Task goal:
Could you reproduce all of the following entries exactly?

Dataset excerpts:
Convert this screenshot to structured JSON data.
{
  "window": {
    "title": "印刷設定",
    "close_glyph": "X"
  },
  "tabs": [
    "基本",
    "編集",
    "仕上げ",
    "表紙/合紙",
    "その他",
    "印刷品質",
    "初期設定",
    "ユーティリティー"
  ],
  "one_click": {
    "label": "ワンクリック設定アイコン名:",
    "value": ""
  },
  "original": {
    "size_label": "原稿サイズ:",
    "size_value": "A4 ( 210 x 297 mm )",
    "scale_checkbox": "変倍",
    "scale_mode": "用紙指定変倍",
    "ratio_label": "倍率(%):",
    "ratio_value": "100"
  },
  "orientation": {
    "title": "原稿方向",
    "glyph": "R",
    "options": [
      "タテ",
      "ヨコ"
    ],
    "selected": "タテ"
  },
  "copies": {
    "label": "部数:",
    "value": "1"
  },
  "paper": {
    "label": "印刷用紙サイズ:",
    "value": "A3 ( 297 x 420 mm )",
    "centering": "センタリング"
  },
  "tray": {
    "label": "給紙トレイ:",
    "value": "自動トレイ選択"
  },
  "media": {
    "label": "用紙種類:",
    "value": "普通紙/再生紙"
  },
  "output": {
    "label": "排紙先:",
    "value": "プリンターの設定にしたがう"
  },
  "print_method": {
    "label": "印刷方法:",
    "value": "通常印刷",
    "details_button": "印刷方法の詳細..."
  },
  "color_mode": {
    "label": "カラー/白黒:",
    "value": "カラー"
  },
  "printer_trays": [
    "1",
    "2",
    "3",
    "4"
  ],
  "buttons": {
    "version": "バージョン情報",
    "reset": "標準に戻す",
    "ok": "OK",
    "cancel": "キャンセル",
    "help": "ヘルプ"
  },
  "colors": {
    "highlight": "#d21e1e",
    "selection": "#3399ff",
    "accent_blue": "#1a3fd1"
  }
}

Answer space:
Convert this screenshot to structured JSON data.
{
  "window": {
    "title": "印刷設定",
    "close_glyph": "X"
  },
  "tabs": [
    "基本",
    "編集",
    "仕上げ",
    "表紙/合紙",
    "その他",
    "印刷品質",
    "初期設定",
    "ユーティリティー"
  ],
  "one_click": {
    "label": "ワンクリック設定アイコン名:",
    "value": ""
  },
  "original": {
    "size_label": "原稿サイズ:",
    "size_value": "A4 ( 210 x 297 mm )",
    "scale_checkbox": "変倍",
    "scale_mode": "用紙指定変倍",
    "ratio_label": "倍率(%):",
    "ratio_value": "100"
  },
  "orientation": {
    "title": "原稿方向",
    "glyph": "R",
    "options": [
      "タテ",
      "ヨコ"
    ],
    "selected": "タテ"
  },
  "copies": {
    "label": "部数:",
    "value": "1"
  },
  "paper": {
    "label": "印刷用紙サイズ:",
    "value": "A3 ( 297 x 420 mm )",
    "centering": "センタリング"
  },
  "tray": {
    "label": "給紙トレイ:",
    "value": "自動トレイ選択"
  },
  "media": {
    "label": "用紙種類:",
    "value": "普通紙/再生紙"
  },
  "output": {
    "label": "排紙先:",
    "value": "プリンターの設定にしたがう"
  },
  "print_method": {
    "label": "印刷方法:",
    "value": "通常印刷",
    "details_button": "印刷方法の詳細..."
  },
  "color_mode": {
    "label": "カラー/白黒:",
    "value": "カラー"
  },
  "printer_trays": [
    "1",
    "2",
    "3",
    "4"
  ],
  "buttons": {
    "version": "バージョン情報",
    "reset": "標準に戻す",
    "ok": "OK",
    "cancel": "キャンセル",
    "help": "ヘルプ"
  },
  "colors": {
    "highlight": "#d21e1e",
    "selection": "#3399ff",
    "accent_blue": "#1a3fd1"
  }
}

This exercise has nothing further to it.